Translational medicine

From Wikipedia, the free encyclopedia
Jump to: navigation, search

Translational medicine (also referred to as translational science) is a discipline within biomedical and public health research that aims to improve the health of individuals and the community by “translating” findings into diagnostic tools, medicines, procedures, policies and education.

Translational medicine is a rapidly growing discipline in biomedical research and aims to expedite the discovery of new diagnostic tools and treatments by using a multi-disciplinary, highly collaborative, “bench-to-bedside” approach.[1] Within public health, translational medicine is focused on ensuring that proven strategies for disease treatment and prevention are actually implemented within the community.

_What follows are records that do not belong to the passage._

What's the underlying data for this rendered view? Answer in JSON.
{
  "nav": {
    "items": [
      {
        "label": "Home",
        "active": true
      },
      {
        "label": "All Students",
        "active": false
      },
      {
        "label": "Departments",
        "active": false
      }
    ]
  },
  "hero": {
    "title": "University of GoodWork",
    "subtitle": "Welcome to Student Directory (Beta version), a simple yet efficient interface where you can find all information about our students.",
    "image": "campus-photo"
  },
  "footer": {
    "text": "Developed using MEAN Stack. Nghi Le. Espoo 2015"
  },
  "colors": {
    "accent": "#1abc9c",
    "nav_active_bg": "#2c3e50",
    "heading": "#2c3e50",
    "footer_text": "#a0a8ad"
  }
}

One prevalent description of translational medicine, first introduced by the Institute of Medicine’s Clinical Research Roundtable, highlights two roadblocks (i.e., distinct areas in need of improvement): the first translational block (T1) prevents basic research findings from being tested in a clinical setting; the second translational block (T2) prevents proven interventions from becoming standard practice.[2]

The National Institutes of Health (NIH) has made a major push to fund translational medicine, especially within biomedical research, with a focus on cross-functional collaborations (e.g., between researchers and clinicians); leveraging new technology and data analysis tools; and increasing the speed at which new treatments reach patients. In December 2011, The National Center for Advancing Translational Science (NCATS) was established within the NIH to “transform the translational science process so that new treatments and cures for disease can be delivered to patients faster.” [3] The Clinical and Translational Science Awards, established in 2006 and now funded by NCATS, supports 60 centers across the country that provide “academic homes for translational sciences and supporting research resources needed by local and national research communities.” [4] According to an article published in 2006 in Science Career Magazine, the European Commission is targeting a majority of its €6 Billion budget to further translational medicine.[5]

Postgraduate degree courses[edit]

The University of Edinburgh has been running an MSc in Translational Medicine program since 2007. It is a 3-year online distance learning programme, which is ideal for the working professional.[6]

Imperial College London,University College London,Oxford and Cambridge Universities run post-graduate courses in Translational Medicine too.

Andy Grove has pledged $1.5 million so that the University of California campuses in San Francisco and Berkeley can start a joint master’s degree program aimed at translational medicine.[7]

A master's degree programme in translational medicine was started at the University of Helsinki in 2010.

Aalborg University Denmark has been running a Masters degree in translational medicine since 2009.

Cedars-Sinai Medical Center in Los Angeles, California was accredited in 2012 for a doctoral program in Biomedical Science and Translational Medicine. The PhD program focuses on biomedical and clinical research that relate directly to developing new therapies for patients.[8]

James Lind Institute has been conducting a Postgraduate Diploma in Translational Medicine since early 2013. The program has been supported by the Universiti Sains Malaysia.[9]

See also[edit]

References[edit]

External links[edit]